MacDonald says he’s “brokenhearted” to unleash on Roys, calling his posts “extreme action borne of extreme circumstance.” But he adds that he doesn’t believe she “is saved or due any Christian courtesy” and tells readers to “stay tuned” for more posts about her.
Tirade Against Julie Roys Isn’t Winning MacDonald Any Fans
Julie Roys responds to each accusation by citing her previous reporting. “MacDonald’s claim about my failure to report his September 2014 [repentance] statement is not true,” she writes, pointing to her original World magazine exposé. She also walks through financial details that MacDonald disputes.

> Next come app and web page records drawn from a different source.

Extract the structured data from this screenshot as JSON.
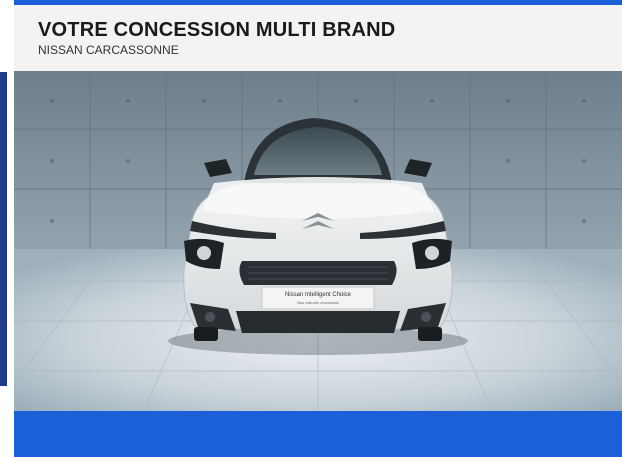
{
  "header": {
    "title": "VOTRE CONCESSION MULTI BRAND",
    "subtitle": "NISSAN CARCASSONNE"
  },
  "photo": {
    "plate_line1": "Nissan Intelligent Choice",
    "plate_line2": "Nos voitures d'occasion"
  },
  "colors": {
    "brand_blue": "#1b5fd9",
    "header_bg": "#f3f3f3"
  }
}
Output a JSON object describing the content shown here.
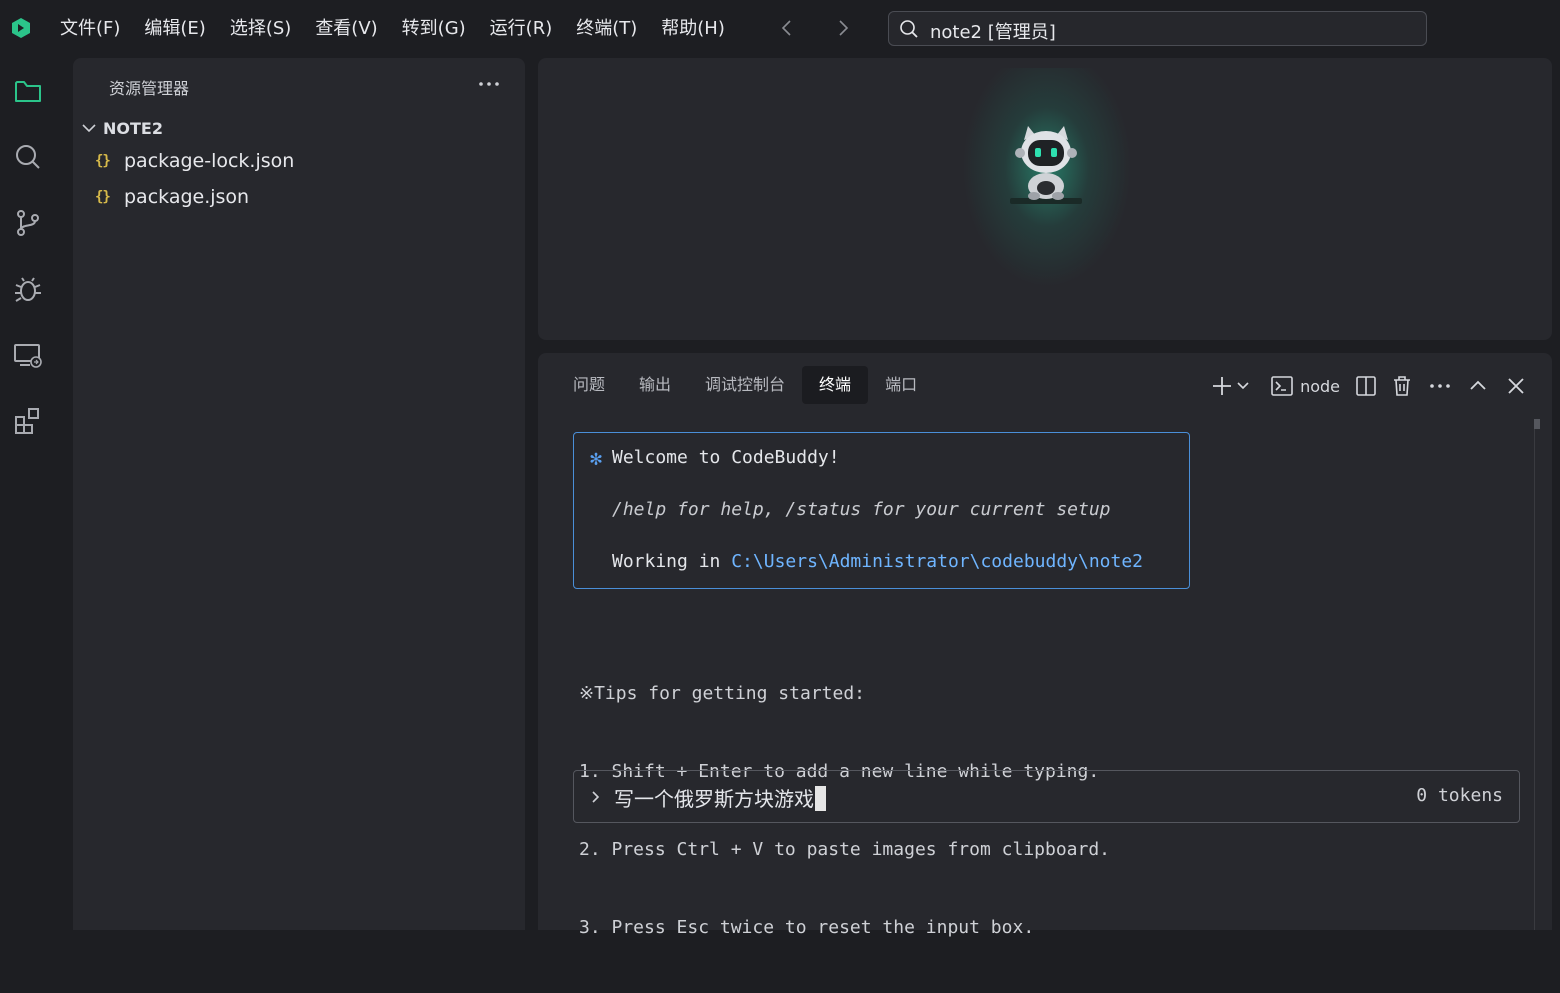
{
  "menu": [
    "文件(F)",
    "编辑(E)",
    "选择(S)",
    "查看(V)",
    "转到(G)",
    "运行(R)",
    "终端(T)",
    "帮助(H)"
  ],
  "search": {
    "text": "note2 [管理员]"
  },
  "explorer": {
    "title": "资源管理器",
    "folder": "NOTE2",
    "files": [
      {
        "name": "package-lock.json",
        "icon": "{}"
      },
      {
        "name": "package.json",
        "icon": "{}"
      }
    ]
  },
  "terminal": {
    "tabs": [
      "问题",
      "输出",
      "调试控制台",
      "终端",
      "端口"
    ],
    "active_tab": "终端",
    "shell_label": "node",
    "welcome_star": "✻",
    "welcome_title": "Welcome to CodeBuddy!",
    "welcome_help": "/help for help, /status for your current setup",
    "working_in_label": "Working in ",
    "working_path": "C:\\Users\\Administrator\\codebuddy\\note2",
    "tips_title": "※Tips for getting started:",
    "tips": [
      "1. Shift + Enter to add a new line while typing.",
      "2. Press Ctrl + V to paste images from clipboard.",
      "3. Press Esc twice to reset the input box."
    ],
    "input_text": "写一个俄罗斯方块游戏",
    "tokens": "0 tokens"
  },
  "colors": {
    "accent": "#4a8fd8",
    "brand": "#2bc48a",
    "path": "#6fb5ff",
    "json_icon": "#d7ba4a"
  }
}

Roys describes responses to the tirades as “overwhelmingly negative.” Comments on social media express dismay—and concern—about MacDonald’s attitude and language. “I don’t understand what’s happened to you, but it’s been very sad to watch,” one Twitter user writes. “You have to stop this madness.” Another tweets, “I don’t presume to know you, but your social media presence indicates you are unwell.”
Other people say MacDonald’s approach is unbiblical. “Not only is this…textbook gaslighting,” someone tweets, “but it is beyond foolish to think it squares with the Scriptures.” Another writes, “Not even Joseph used such language when he could have when [Potiphar’s] wife falsely accused and imprisoned him. Brother, please leave this off the social media…. This is not Christian conflict resolution.”
Based on reactions so far, MacDonald’s attack campaign seems to be backfiring. “With how hard you are trying to discredit @reachjulieroys with your hateful rhetoric,” someone tweets, it “tells me there is more truth in her article [than] what she’s reporting on.” Another writes, “We don’t need the contextual framework or the clarifying minutiae. Faux-tough guy intimidating tweets like this are the smoking gun that MacDonald is more in the wrong than [Roys].”